WHAT TO WORK ON:
Copy out every line of the data where the word "JSON" is found.

=== Begin Enclosure ===

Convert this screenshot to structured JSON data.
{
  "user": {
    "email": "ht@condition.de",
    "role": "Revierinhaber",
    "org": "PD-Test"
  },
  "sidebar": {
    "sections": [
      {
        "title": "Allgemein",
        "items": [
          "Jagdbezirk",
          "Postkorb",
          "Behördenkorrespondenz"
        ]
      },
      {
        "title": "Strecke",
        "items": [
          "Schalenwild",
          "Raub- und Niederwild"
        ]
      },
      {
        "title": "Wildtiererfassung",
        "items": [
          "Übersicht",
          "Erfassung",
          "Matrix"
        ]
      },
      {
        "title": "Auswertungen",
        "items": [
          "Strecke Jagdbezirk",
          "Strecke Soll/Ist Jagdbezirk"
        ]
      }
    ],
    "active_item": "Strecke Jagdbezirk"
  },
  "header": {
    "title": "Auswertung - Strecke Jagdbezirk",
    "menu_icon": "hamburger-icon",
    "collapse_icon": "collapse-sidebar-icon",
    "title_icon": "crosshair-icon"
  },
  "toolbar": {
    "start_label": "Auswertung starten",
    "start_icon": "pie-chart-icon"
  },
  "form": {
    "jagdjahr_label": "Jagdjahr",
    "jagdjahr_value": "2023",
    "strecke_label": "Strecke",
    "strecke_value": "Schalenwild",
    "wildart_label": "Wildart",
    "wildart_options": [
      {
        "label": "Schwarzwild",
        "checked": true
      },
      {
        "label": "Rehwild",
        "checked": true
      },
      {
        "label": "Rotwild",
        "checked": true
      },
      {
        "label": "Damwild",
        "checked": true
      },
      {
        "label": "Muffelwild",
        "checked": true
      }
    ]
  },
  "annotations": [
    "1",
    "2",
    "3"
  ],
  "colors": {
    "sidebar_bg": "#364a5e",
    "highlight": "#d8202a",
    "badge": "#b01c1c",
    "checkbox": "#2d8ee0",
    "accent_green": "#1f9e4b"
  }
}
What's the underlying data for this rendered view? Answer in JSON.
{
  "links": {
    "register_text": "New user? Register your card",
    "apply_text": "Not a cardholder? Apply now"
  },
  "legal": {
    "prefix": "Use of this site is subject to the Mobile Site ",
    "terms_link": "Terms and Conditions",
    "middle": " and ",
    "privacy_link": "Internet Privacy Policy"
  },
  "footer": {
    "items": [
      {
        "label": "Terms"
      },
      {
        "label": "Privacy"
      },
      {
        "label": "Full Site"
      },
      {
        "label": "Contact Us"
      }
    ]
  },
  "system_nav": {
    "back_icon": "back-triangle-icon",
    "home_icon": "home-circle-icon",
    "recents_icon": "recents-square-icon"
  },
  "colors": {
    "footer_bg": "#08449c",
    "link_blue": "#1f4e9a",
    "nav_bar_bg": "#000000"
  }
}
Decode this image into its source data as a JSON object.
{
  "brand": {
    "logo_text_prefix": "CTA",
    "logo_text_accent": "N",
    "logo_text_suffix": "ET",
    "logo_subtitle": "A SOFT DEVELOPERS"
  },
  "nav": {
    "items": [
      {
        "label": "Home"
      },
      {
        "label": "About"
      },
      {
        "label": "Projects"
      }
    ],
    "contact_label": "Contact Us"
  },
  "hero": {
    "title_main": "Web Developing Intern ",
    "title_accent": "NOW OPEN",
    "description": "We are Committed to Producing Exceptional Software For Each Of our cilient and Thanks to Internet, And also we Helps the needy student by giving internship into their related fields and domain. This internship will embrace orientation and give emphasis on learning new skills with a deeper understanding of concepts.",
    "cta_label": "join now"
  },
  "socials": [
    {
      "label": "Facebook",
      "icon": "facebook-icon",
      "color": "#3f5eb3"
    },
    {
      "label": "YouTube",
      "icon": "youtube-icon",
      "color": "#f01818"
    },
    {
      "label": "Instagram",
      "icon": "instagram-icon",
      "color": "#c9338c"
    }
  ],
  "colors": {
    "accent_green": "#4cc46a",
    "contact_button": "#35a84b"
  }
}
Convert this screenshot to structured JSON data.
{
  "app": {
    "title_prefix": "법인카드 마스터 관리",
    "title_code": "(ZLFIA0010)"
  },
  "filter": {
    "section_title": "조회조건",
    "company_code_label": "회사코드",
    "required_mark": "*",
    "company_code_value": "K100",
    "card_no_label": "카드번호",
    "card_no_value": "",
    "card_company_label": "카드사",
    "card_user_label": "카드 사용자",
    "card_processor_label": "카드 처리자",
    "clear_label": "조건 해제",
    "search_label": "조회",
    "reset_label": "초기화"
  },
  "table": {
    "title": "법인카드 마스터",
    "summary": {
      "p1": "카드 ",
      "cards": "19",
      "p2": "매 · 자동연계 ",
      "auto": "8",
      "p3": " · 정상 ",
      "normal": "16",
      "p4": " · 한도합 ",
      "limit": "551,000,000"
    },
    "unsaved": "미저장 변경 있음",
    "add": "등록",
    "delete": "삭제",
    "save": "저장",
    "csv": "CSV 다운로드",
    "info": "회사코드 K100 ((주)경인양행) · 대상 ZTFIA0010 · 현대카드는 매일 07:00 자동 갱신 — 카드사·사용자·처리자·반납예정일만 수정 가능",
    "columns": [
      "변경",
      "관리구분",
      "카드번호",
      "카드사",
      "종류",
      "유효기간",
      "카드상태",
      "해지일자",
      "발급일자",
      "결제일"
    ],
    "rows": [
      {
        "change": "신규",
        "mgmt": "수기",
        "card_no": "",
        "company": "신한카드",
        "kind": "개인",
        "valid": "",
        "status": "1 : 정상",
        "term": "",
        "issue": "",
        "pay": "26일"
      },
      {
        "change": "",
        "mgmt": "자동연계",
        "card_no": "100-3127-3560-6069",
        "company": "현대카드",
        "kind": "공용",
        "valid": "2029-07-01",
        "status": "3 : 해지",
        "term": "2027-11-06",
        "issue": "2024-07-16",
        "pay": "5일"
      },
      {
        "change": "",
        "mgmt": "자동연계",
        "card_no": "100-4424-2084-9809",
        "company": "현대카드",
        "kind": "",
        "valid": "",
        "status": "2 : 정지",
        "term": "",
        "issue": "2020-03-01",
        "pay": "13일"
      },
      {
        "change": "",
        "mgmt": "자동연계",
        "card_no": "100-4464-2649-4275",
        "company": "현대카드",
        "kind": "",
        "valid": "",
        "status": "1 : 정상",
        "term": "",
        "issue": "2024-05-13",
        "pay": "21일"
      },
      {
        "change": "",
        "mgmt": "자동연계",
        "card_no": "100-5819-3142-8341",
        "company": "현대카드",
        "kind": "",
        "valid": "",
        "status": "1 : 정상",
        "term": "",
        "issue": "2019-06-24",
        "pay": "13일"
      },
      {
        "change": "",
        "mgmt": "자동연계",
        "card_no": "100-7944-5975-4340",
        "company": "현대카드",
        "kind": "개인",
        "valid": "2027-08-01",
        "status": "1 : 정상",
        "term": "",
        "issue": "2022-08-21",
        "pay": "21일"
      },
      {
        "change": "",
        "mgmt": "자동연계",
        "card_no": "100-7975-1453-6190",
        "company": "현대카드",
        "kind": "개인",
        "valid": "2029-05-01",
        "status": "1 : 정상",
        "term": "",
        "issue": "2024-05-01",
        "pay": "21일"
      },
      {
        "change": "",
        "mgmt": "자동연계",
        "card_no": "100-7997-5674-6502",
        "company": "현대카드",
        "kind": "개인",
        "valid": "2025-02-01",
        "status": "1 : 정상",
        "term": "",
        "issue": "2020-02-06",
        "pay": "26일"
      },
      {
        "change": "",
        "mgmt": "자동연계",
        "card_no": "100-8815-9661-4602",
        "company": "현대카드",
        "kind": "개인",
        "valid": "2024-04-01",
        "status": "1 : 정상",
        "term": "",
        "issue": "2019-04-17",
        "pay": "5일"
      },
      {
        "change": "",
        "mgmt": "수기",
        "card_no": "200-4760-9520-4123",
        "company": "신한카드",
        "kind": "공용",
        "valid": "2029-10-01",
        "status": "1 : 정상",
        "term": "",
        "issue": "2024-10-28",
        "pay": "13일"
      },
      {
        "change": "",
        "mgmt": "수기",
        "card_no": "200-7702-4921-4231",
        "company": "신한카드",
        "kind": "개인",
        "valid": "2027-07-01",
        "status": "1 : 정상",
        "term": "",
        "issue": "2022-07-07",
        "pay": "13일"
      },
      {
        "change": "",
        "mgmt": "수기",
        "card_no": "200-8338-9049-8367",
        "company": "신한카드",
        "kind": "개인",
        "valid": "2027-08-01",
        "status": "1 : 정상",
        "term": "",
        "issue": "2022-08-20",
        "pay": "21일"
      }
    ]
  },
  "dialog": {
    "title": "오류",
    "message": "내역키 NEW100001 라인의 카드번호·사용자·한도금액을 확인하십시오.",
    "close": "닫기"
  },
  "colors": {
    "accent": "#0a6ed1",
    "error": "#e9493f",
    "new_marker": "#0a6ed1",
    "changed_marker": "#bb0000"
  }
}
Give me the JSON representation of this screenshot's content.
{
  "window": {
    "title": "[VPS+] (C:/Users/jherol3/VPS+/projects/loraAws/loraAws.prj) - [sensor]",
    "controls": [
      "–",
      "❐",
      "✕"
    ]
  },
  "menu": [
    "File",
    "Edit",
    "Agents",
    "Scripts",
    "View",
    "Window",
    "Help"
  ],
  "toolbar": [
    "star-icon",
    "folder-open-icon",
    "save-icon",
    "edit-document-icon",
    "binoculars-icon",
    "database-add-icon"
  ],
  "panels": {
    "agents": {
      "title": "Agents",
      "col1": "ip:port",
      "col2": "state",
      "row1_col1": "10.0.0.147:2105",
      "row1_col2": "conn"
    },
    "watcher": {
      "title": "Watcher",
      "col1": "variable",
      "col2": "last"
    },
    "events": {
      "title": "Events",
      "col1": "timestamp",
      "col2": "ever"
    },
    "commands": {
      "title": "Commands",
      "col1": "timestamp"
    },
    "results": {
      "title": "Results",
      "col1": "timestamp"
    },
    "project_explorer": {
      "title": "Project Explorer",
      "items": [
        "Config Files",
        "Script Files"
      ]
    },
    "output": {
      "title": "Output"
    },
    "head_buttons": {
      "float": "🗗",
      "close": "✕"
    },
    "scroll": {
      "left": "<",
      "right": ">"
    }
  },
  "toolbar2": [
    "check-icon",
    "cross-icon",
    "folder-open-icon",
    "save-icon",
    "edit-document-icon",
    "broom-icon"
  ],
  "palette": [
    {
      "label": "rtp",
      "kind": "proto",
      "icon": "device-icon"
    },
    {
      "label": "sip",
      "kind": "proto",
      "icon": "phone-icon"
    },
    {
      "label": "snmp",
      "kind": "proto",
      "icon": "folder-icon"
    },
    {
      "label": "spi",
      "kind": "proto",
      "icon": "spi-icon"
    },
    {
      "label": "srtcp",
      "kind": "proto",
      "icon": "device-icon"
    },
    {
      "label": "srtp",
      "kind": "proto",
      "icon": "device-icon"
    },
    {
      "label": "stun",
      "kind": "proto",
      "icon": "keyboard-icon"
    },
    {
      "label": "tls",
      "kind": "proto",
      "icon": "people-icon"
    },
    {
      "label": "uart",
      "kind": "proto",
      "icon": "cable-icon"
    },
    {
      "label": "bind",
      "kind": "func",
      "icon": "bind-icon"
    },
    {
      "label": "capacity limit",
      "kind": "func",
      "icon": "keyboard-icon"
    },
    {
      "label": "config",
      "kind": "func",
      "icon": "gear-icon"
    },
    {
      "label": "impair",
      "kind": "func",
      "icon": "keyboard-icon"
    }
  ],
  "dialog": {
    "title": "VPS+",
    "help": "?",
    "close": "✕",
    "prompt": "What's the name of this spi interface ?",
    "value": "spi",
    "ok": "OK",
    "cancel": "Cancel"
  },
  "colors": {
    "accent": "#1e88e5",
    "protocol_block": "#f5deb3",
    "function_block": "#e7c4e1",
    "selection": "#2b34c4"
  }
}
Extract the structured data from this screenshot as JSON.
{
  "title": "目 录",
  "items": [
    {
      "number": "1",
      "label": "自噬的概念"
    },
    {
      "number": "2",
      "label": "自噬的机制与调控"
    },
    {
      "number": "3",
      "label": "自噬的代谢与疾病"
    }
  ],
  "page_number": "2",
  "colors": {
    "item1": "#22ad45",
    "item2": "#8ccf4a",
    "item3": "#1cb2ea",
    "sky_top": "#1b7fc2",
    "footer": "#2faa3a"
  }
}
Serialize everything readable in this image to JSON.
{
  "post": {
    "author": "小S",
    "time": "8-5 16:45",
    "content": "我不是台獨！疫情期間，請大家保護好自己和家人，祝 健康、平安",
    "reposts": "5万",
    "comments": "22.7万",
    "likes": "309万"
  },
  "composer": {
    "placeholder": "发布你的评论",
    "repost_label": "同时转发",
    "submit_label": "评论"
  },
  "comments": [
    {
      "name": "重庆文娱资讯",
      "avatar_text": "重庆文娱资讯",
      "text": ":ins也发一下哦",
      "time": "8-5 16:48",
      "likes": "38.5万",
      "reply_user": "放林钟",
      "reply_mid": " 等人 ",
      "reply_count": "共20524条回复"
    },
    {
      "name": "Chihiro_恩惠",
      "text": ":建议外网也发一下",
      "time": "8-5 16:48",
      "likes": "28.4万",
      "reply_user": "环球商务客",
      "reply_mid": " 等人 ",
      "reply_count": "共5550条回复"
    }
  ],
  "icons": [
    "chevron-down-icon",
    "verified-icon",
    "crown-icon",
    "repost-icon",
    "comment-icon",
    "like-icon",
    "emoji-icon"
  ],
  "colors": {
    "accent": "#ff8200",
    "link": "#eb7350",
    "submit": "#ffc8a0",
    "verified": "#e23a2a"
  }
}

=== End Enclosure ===

TASK RESPONSE:
Convert this screenshot to structured JSON data.
What's the underlying data for this rendered view? Answer in JSON.
Decode this image into its source data as a JSON object.
Convert this screenshot to structured JSON data.
Give me the JSON representation of this screenshot's content.
Extract the structured data from this screenshot as JSON.
Serialize everything readable in this image to JSON.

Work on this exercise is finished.